0706 GMT December 14, 2019
Approximately 3.3 million people in the United States have chronic hepatitis C infection, which causes inflammation of the liver and can lead to serious liver problems like cirrhosis, which is a late stage of scarring — fibrosis — of the liver caused by hepatitis and chronic alcoholism, UPI wrote.
Researchers analyzed hepatitis C patients and found that after taking the drug sofosbuvir, the number of patients needing transplants was reduced by 40 percent.
They compared outcomes of 1,857 patients prior to the US Food and Drug Administration's, or FDA, approval of sofosbuvir in 2013 with 623 similar patients treated with sofosbuvir after its approval.
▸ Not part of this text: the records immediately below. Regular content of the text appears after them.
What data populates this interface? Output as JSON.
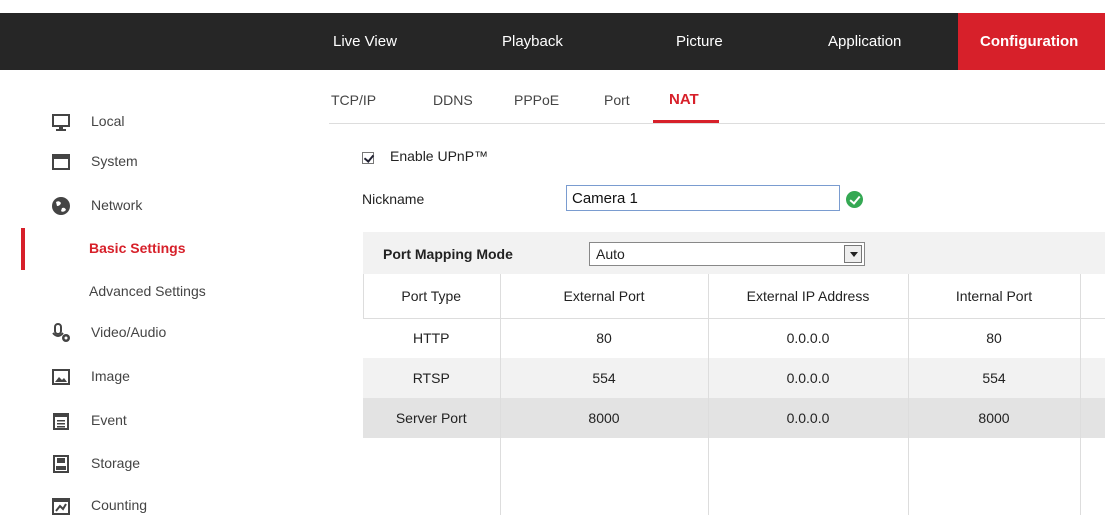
{
  "topnav": {
    "items": [
      "Live View",
      "Playback",
      "Picture",
      "Application",
      "Configuration"
    ],
    "active": "Configuration"
  },
  "sidebar": {
    "items": [
      {
        "label": "Local",
        "icon": "monitor-icon"
      },
      {
        "label": "System",
        "icon": "window-icon"
      },
      {
        "label": "Network",
        "icon": "globe-icon"
      },
      {
        "label": "Basic Settings",
        "icon": ""
      },
      {
        "label": "Advanced Settings",
        "icon": ""
      },
      {
        "label": "Video/Audio",
        "icon": "mic-icon"
      },
      {
        "label": "Image",
        "icon": "image-icon"
      },
      {
        "label": "Event",
        "icon": "calendar-icon"
      },
      {
        "label": "Storage",
        "icon": "disk-icon"
      },
      {
        "label": "Counting",
        "icon": "chart-icon"
      }
    ],
    "selected": "Basic Settings"
  },
  "tabs": {
    "items": [
      "TCP/IP",
      "DDNS",
      "PPPoE",
      "Port",
      "NAT"
    ],
    "active": "NAT"
  },
  "upnp": {
    "label": "Enable UPnP™",
    "checked": true
  },
  "nickname": {
    "label": "Nickname",
    "value": "Camera 1"
  },
  "port_mapping": {
    "label": "Port Mapping Mode",
    "value": "Auto"
  },
  "table": {
    "headers": [
      "Port Type",
      "External Port",
      "External IP Address",
      "Internal Port"
    ],
    "rows": [
      [
        "HTTP",
        "80",
        "0.0.0.0",
        "80"
      ],
      [
        "RTSP",
        "554",
        "0.0.0.0",
        "554"
      ],
      [
        "Server Port",
        "8000",
        "0.0.0.0",
        "8000"
      ]
    ]
  },
  "colors": {
    "accent": "#d7202a",
    "topbar": "#262626"
  }
}
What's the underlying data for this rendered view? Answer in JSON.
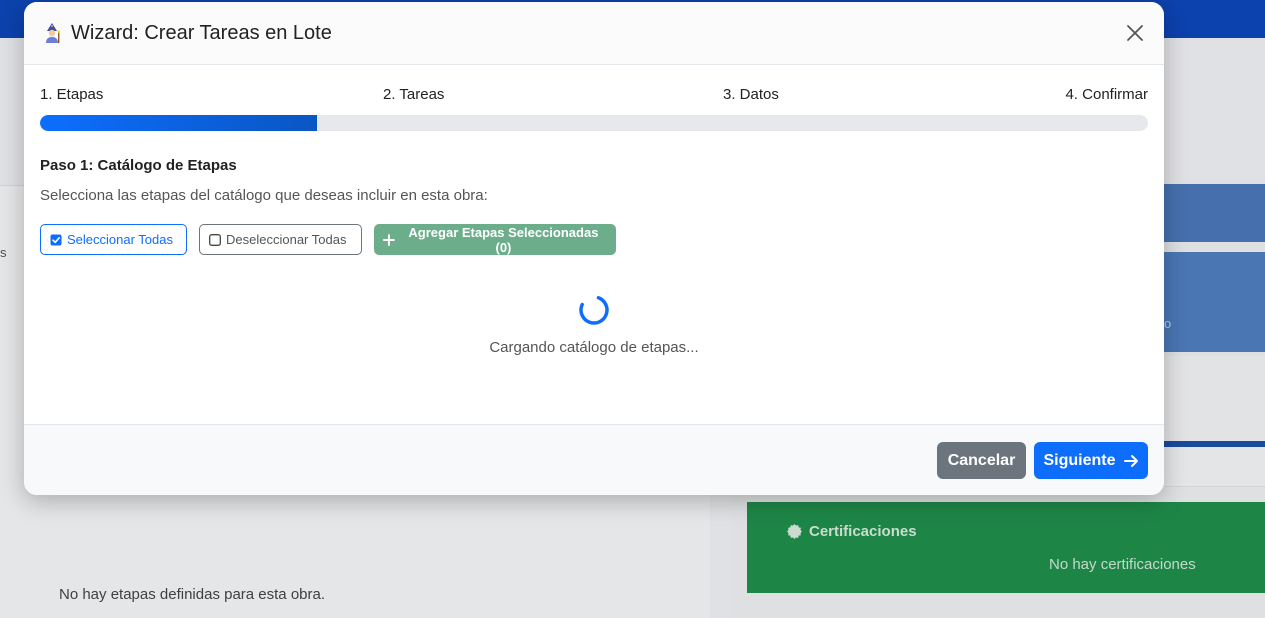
{
  "background": {
    "left_edge_text": "s",
    "no_stages_text": "No hay etapas definidas para esta obra.",
    "right_panel_fragment": "o",
    "certifications": {
      "title": "Certificaciones",
      "icon": "badge-icon",
      "empty_text": "No hay certificaciones"
    }
  },
  "modal": {
    "title": "Wizard: Crear Tareas en Lote",
    "title_icon": "wizard-icon",
    "close_icon": "close-icon",
    "steps": [
      {
        "label": "1. Etapas"
      },
      {
        "label": "2. Tareas"
      },
      {
        "label": "3. Datos"
      },
      {
        "label": "4. Confirmar"
      }
    ],
    "progress": 0.25,
    "step_heading": "Paso 1: Catálogo de Etapas",
    "step_description": "Selecciona las etapas del catálogo que deseas incluir en esta obra:",
    "buttons": {
      "select_all": "Seleccionar Todas",
      "deselect_all": "Deseleccionar Todas",
      "add_selected": "Agregar Etapas Seleccionadas (0)"
    },
    "loading_text": "Cargando catálogo de etapas...",
    "footer": {
      "cancel": "Cancelar",
      "next": "Siguiente"
    }
  },
  "colors": {
    "primary": "#0d6efd",
    "secondary": "#6c757d",
    "success_disabled": "#6cae8b",
    "certifications_bg": "#1f8f4c",
    "topbar": "#0d47b8"
  }
}
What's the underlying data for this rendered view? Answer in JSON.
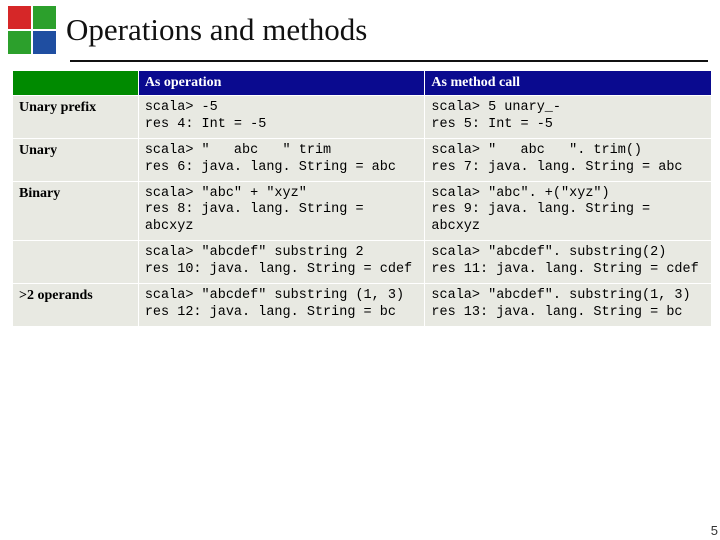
{
  "title": "Operations and methods",
  "logo_colors": {
    "tl": "#d62728",
    "tr": "#2ca02c",
    "bl": "#2ca02c",
    "br": "#1f4ea1"
  },
  "header": {
    "corner": "",
    "col1": "As operation",
    "col2": "As method call"
  },
  "rows": [
    {
      "label": "Unary prefix",
      "op": "scala> -5\nres 4: Int = -5",
      "mc": "scala> 5 unary_-\nres 5: Int = -5"
    },
    {
      "label": "Unary",
      "op": "scala> \"   abc   \" trim\nres 6: java. lang. String = abc",
      "mc": "scala> \"   abc   \". trim()\nres 7: java. lang. String = abc"
    },
    {
      "label": "Binary",
      "op": "scala> \"abc\" + \"xyz\"\nres 8: java. lang. String = abcxyz",
      "mc": "scala> \"abc\". +(\"xyz\")\nres 9: java. lang. String = abcxyz"
    },
    {
      "label": "",
      "op": "scala> \"abcdef\" substring 2\nres 10: java. lang. String = cdef",
      "mc": "scala> \"abcdef\". substring(2)\nres 11: java. lang. String = cdef"
    },
    {
      "label": ">2 operands",
      "op": "scala> \"abcdef\" substring (1, 3)\nres 12: java. lang. String = bc",
      "mc": "scala> \"abcdef\". substring(1, 3)\nres 13: java. lang. String = bc"
    }
  ],
  "page_corner": "5"
}
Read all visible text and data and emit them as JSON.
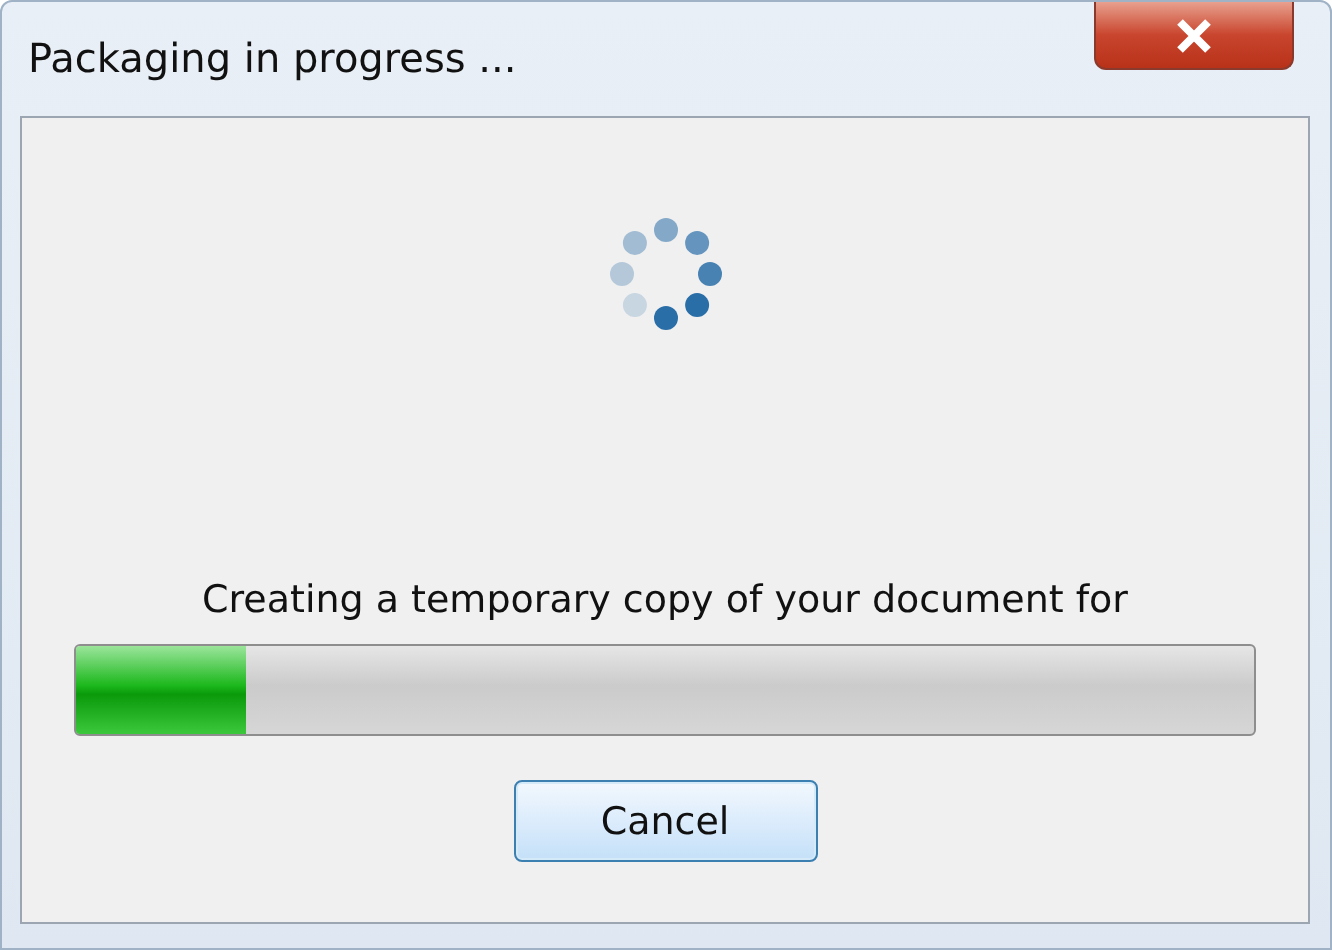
{
  "window": {
    "title": "Packaging in progress ..."
  },
  "message": "Creating a temporary copy of your document for",
  "progress": {
    "level": 0.145
  },
  "buttons": [
    {
      "label": "Cancel"
    }
  ]
}
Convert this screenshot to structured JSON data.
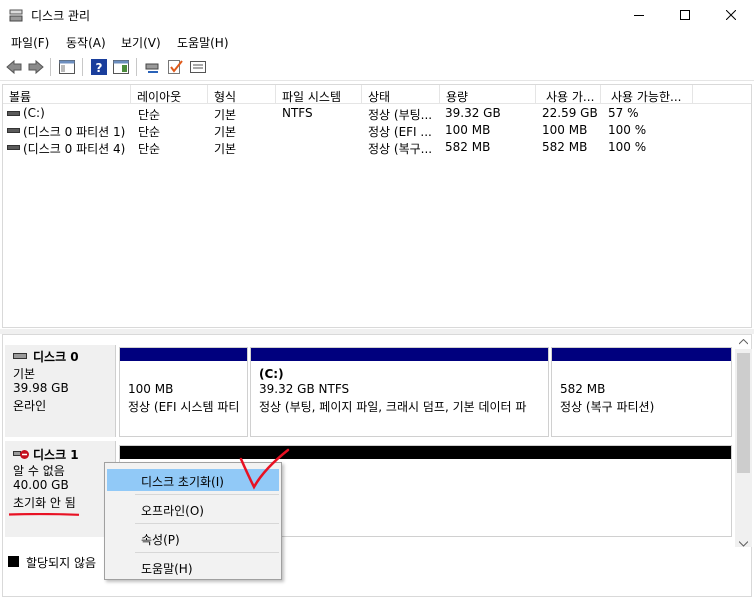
{
  "window": {
    "title": "디스크 관리",
    "controls": {
      "minimize": "minimize-icon",
      "maximize": "maximize-icon",
      "close": "close-icon"
    }
  },
  "menu": [
    "파일(F)",
    "동작(A)",
    "보기(V)",
    "도움말(H)"
  ],
  "toolbar": {
    "buttons": [
      "back-icon",
      "forward-icon",
      "console-tree-icon",
      "help-icon",
      "action-pane-icon",
      "connect-icon",
      "check-icon",
      "properties-icon"
    ]
  },
  "volume_list": {
    "columns": [
      "볼륨",
      "레이아웃",
      "형식",
      "파일 시스템",
      "상태",
      "용량",
      "사용 가...",
      "사용 가능한..."
    ],
    "rows": [
      [
        "(C:)",
        "단순",
        "기본",
        "NTFS",
        "정상 (부팅...",
        "39.32 GB",
        "22.59 GB",
        "57 %"
      ],
      [
        "(디스크 0 파티션 1)",
        "단순",
        "기본",
        "",
        "정상 (EFI ...",
        "100 MB",
        "100 MB",
        "100 %"
      ],
      [
        "(디스크 0 파티션 4)",
        "단순",
        "기본",
        "",
        "정상 (복구...",
        "582 MB",
        "582 MB",
        "100 %"
      ]
    ]
  },
  "disks": [
    {
      "name": "디스크 0",
      "type": "기본",
      "size": "39.98 GB",
      "status": "온라인",
      "partitions": [
        {
          "size": "100 MB",
          "status": "정상 (EFI 시스템 파티",
          "bar_color": "#00007e"
        },
        {
          "name": "(C:)",
          "size": "39.32 GB NTFS",
          "status": "정상 (부팅, 페이지 파일, 크래시 덤프, 기본 데이터 파",
          "bar_color": "#00007e"
        },
        {
          "size": "582 MB",
          "status": "정상 (복구 파티션)",
          "bar_color": "#00007e"
        }
      ]
    },
    {
      "name": "디스크 1",
      "type": "알 수 없음",
      "size": "40.00 GB",
      "status": "초기화 안 됨",
      "bar_color": "#000000"
    }
  ],
  "legend": {
    "label": "할당되지 않음",
    "color": "#000000"
  },
  "context_menu": {
    "items": [
      "디스크 초기화(I)",
      "오프라인(O)",
      "속성(P)",
      "도움말(H)"
    ],
    "highlighted": "디스크 초기화(I)"
  },
  "colors": {
    "primary_partition": "#00007e",
    "unallocated": "#000000",
    "annotation": "#e81123",
    "menu_highlight": "#91c9f7"
  }
}
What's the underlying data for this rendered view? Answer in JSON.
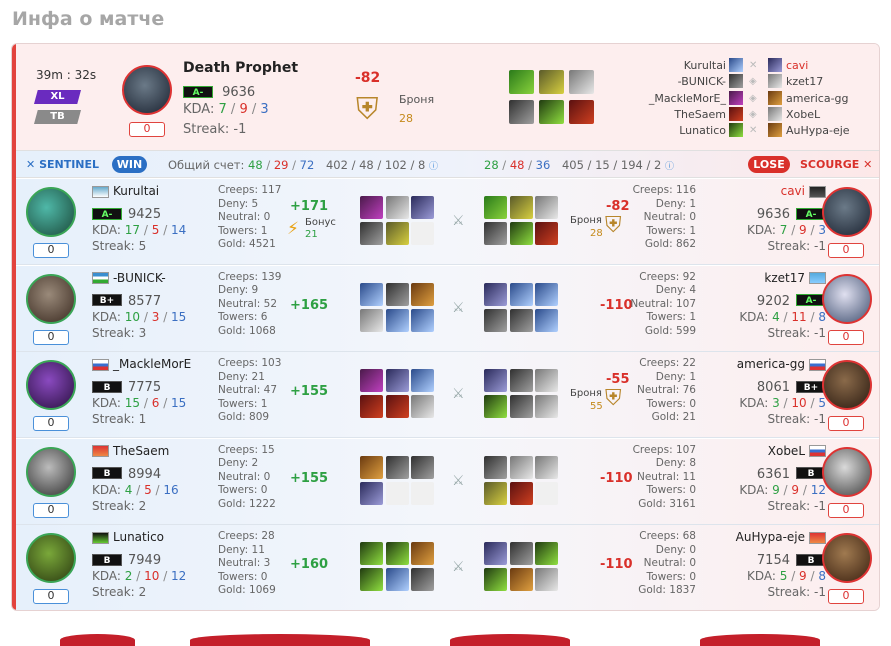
{
  "page_title": "Инфа о матче",
  "match": {
    "duration": "39m : 32s",
    "tag1": "XL",
    "tag2": "TB",
    "hero": "Death Prophet",
    "rank": "A-",
    "mmr": "9636",
    "kda_label": "KDA:",
    "kills": "7",
    "deaths": "9",
    "assists": "3",
    "streak": "Streak: -1",
    "zero": "0",
    "mmr_change": "-82",
    "armor_label": "Броня",
    "armor_value": "28"
  },
  "roster_left": [
    "Kurultai",
    "-BUNICK-",
    "_MackleMorE_",
    "TheSaem",
    "Lunatico"
  ],
  "roster_right": [
    "cavi",
    "kzet17",
    "america-gg",
    "XobeL",
    "AuHypa-eje"
  ],
  "bar": {
    "sentinel": "SENTINEL",
    "win": "WIN",
    "total_label": "Общий счет:",
    "k1": "48",
    "d1": "29",
    "a1": "72",
    "s1": "402 / 48 / 102 / 8",
    "k2": "28",
    "d2": "48",
    "a2": "36",
    "s2": "405 / 15 / 194 / 2",
    "lose": "LOSE",
    "scourge": "SCOURGE"
  },
  "labels": {
    "creeps": "Creeps:",
    "deny": "Deny:",
    "neutral": "Neutral:",
    "towers": "Towers:",
    "gold": "Gold:",
    "kda": "KDA:",
    "streak": "Streak:",
    "bonus": "Бонус",
    "armor": "Броня"
  },
  "players_left": [
    {
      "name": "Kurultai",
      "rank": "A-",
      "mmr": "9425",
      "k": "17",
      "d": "5",
      "a": "14",
      "streak": "5",
      "zero": "0",
      "creeps": "117",
      "deny": "5",
      "neutral": "0",
      "towers": "1",
      "gold": "4521",
      "change": "+171",
      "bonus_value": "21"
    },
    {
      "name": "-BUNICK-",
      "rank": "B+",
      "mmr": "8577",
      "k": "10",
      "d": "3",
      "a": "15",
      "streak": "3",
      "zero": "0",
      "creeps": "139",
      "deny": "9",
      "neutral": "52",
      "towers": "6",
      "gold": "1068",
      "change": "+165"
    },
    {
      "name": "_MackleMorE",
      "rank": "B",
      "mmr": "7775",
      "k": "15",
      "d": "6",
      "a": "15",
      "streak": "1",
      "zero": "0",
      "creeps": "103",
      "deny": "21",
      "neutral": "47",
      "towers": "1",
      "gold": "809",
      "change": "+155"
    },
    {
      "name": "TheSaem",
      "rank": "B",
      "mmr": "8994",
      "k": "4",
      "d": "5",
      "a": "16",
      "streak": "2",
      "zero": "0",
      "creeps": "15",
      "deny": "2",
      "neutral": "0",
      "towers": "0",
      "gold": "1222",
      "change": "+155"
    },
    {
      "name": "Lunatico",
      "rank": "B",
      "mmr": "7949",
      "k": "2",
      "d": "10",
      "a": "12",
      "streak": "2",
      "zero": "0",
      "creeps": "28",
      "deny": "11",
      "neutral": "3",
      "towers": "0",
      "gold": "1069",
      "change": "+160"
    }
  ],
  "players_right": [
    {
      "name": "cavi",
      "rank": "A-",
      "mmr": "9636",
      "k": "7",
      "d": "9",
      "a": "3",
      "streak": "-1",
      "zero": "0",
      "creeps": "116",
      "deny": "1",
      "neutral": "0",
      "towers": "1",
      "gold": "862",
      "change": "-82",
      "armor_value": "28"
    },
    {
      "name": "kzet17",
      "rank": "A-",
      "mmr": "9202",
      "k": "4",
      "d": "11",
      "a": "8",
      "streak": "-1",
      "zero": "0",
      "creeps": "92",
      "deny": "4",
      "neutral": "107",
      "towers": "1",
      "gold": "599",
      "change": "-110"
    },
    {
      "name": "america-gg",
      "rank": "B+",
      "mmr": "8061",
      "k": "3",
      "d": "10",
      "a": "5",
      "streak": "-1",
      "zero": "0",
      "creeps": "22",
      "deny": "1",
      "neutral": "76",
      "towers": "0",
      "gold": "21",
      "change": "-55",
      "armor_value": "55"
    },
    {
      "name": "XobeL",
      "rank": "B",
      "mmr": "6361",
      "k": "9",
      "d": "9",
      "a": "12",
      "streak": "-1",
      "zero": "0",
      "creeps": "107",
      "deny": "8",
      "neutral": "11",
      "towers": "0",
      "gold": "3161",
      "change": "-110"
    },
    {
      "name": "AuHypa-eje",
      "rank": "B",
      "mmr": "7154",
      "k": "5",
      "d": "9",
      "a": "8",
      "streak": "-1",
      "zero": "0",
      "creeps": "68",
      "deny": "0",
      "neutral": "0",
      "towers": "0",
      "gold": "1837",
      "change": "-110"
    }
  ]
}
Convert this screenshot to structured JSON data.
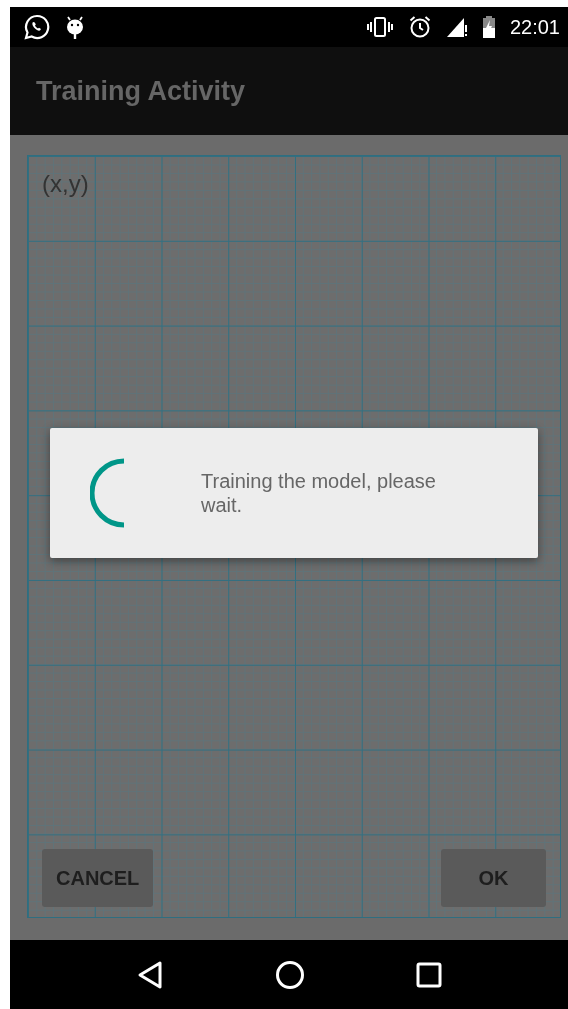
{
  "status_bar": {
    "time": "22:01"
  },
  "app_bar": {
    "title": "Training Activity"
  },
  "graph": {
    "label": "(x,y)"
  },
  "buttons": [
    {
      "label": "CANCEL"
    },
    {
      "label": "OK"
    }
  ],
  "dialog": {
    "message": "Training the model, please wait."
  }
}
"Prior to FDA approval of sofosbuvir, patients with the most advanced stages of cirrhosis either died from their disease or ended up receiving a transplant," Dr. Michael Charlton, lead researcher from Intermountain Healthcare's Intermountain Medical Center Transplant Program, said in a press release.
"We found that by treating those patients, who were on the verge of needing a transplant, with sofosbuvir-based therapies, we greatly reduced the liver transplant and mortality rates."
Researchers found that only 3 percent of patients taking sofosbuvir required a transplant, while 40 percent of untreated patients who ended up needing a transplant.
"We found the sicker a patient was, the more benefit they experienced by using sofosbuvir," Charlton said. "However, many people around the world who might benefit most from this therapy don't have access to it because the regulatory authorities haven't felt it safe for use in patients with advanced stages of liver disease due to hepatitis C. Our research shows the benefits of this drug include significantly improving the health of even the sickest patients, allowing them to return to their normal life sooner."
The research will be presented at the 2017 International Liver Transplant Society Scientific Session.